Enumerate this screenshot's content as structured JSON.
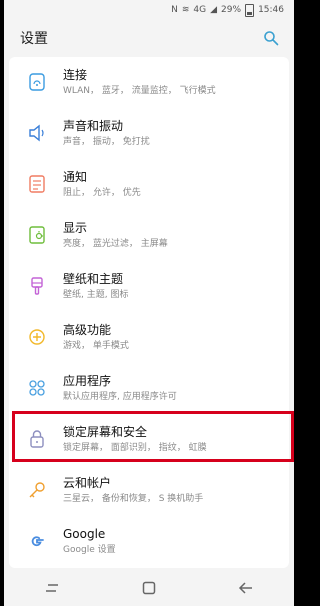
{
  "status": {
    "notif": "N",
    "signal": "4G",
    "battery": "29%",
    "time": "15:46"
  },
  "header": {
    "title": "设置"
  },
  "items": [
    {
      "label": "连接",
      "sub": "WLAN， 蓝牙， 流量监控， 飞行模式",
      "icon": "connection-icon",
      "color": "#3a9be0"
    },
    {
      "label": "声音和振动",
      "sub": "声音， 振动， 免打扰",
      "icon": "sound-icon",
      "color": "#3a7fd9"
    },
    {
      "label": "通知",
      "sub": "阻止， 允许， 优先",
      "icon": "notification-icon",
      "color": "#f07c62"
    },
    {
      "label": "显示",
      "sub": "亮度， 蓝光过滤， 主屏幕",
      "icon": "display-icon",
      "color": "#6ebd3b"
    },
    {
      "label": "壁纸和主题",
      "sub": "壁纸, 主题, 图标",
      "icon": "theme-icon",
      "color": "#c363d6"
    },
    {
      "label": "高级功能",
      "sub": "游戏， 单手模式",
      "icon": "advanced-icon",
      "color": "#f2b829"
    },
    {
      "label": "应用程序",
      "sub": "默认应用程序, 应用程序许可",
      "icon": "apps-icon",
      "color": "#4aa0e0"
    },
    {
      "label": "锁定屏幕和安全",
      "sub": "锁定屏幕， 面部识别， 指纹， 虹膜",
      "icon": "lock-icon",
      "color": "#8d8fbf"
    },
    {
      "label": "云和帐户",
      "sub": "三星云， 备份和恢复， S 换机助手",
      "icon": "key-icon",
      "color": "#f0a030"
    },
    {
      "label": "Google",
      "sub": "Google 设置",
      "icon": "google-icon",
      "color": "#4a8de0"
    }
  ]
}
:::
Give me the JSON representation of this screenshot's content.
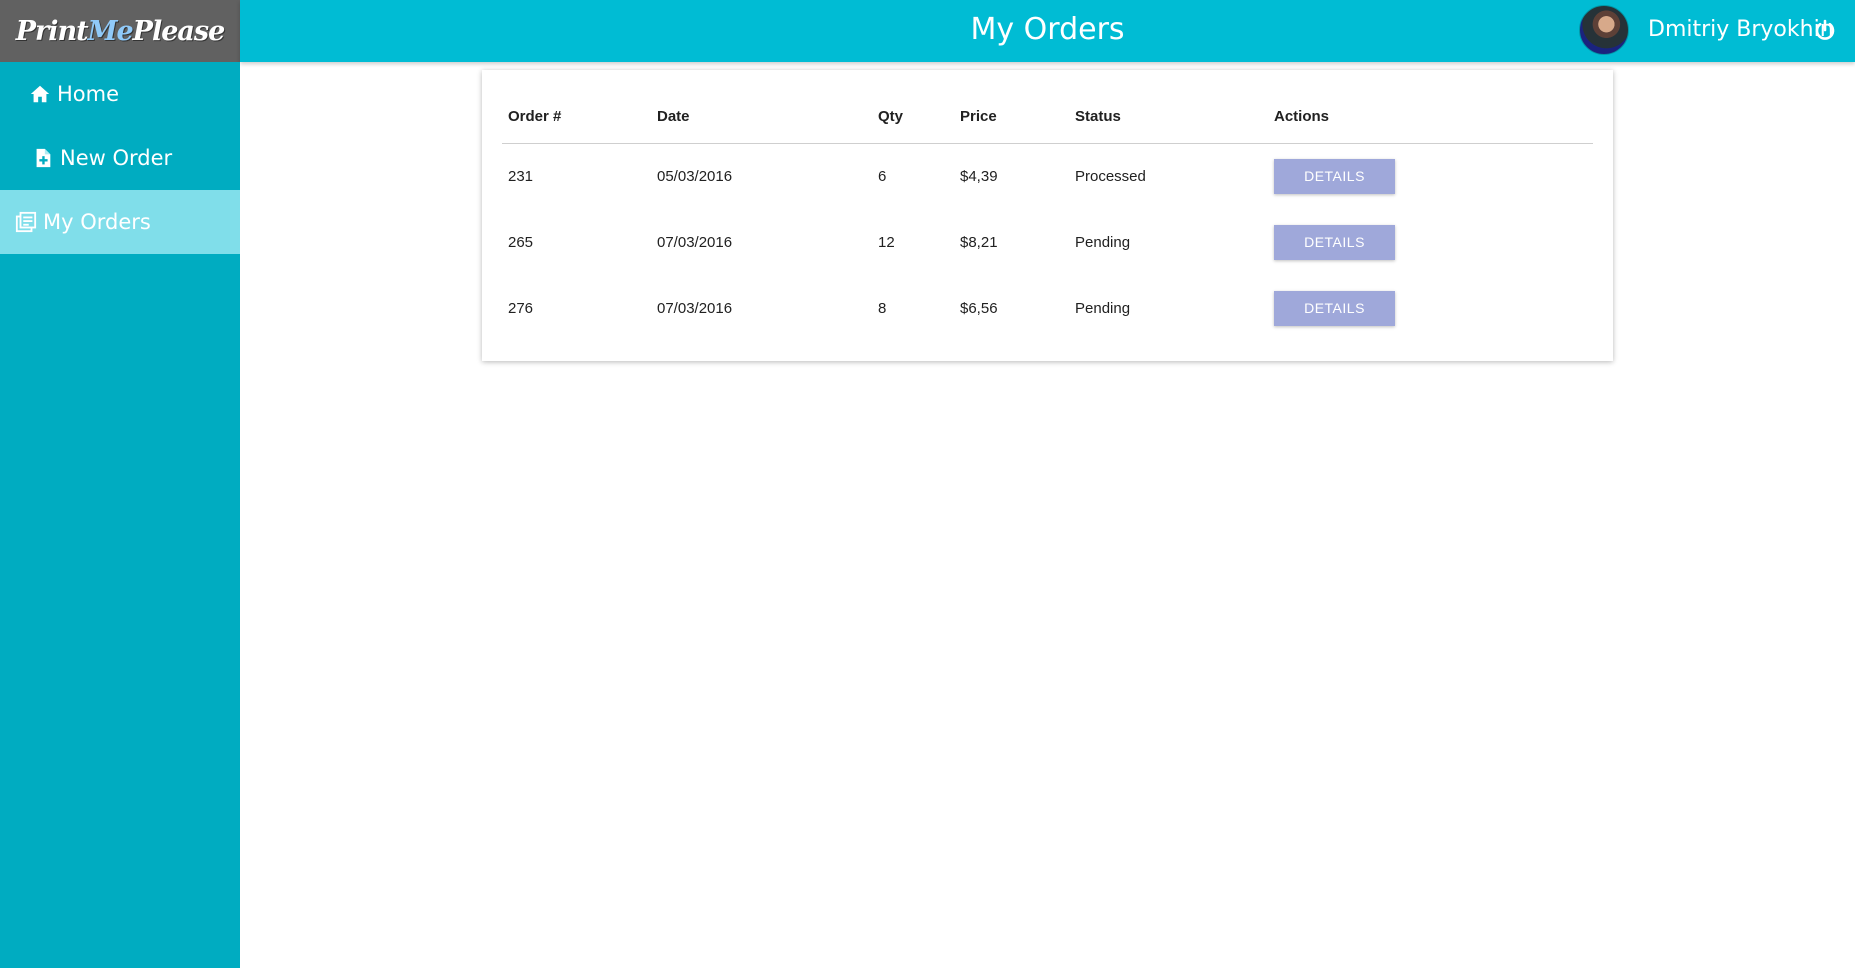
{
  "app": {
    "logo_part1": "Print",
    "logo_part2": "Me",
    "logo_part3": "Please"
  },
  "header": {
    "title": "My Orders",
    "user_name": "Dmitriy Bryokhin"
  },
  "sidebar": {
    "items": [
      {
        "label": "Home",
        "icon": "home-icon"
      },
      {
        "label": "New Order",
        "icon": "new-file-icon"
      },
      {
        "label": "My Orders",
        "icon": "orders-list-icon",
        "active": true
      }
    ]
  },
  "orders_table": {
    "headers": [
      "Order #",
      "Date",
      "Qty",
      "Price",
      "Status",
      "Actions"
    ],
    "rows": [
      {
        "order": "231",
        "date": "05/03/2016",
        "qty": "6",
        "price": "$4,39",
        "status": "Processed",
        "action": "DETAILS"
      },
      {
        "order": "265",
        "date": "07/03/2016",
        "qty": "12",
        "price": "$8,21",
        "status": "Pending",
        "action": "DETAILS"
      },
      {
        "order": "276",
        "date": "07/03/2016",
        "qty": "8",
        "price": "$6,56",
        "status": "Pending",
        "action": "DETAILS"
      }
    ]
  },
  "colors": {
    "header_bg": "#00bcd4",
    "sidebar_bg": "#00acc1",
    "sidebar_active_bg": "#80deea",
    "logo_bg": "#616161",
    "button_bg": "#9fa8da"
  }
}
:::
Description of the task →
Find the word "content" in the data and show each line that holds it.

Solution →
Enumerate this screenshot's content as structured JSON.
Give me the JSON representation of this screenshot's content.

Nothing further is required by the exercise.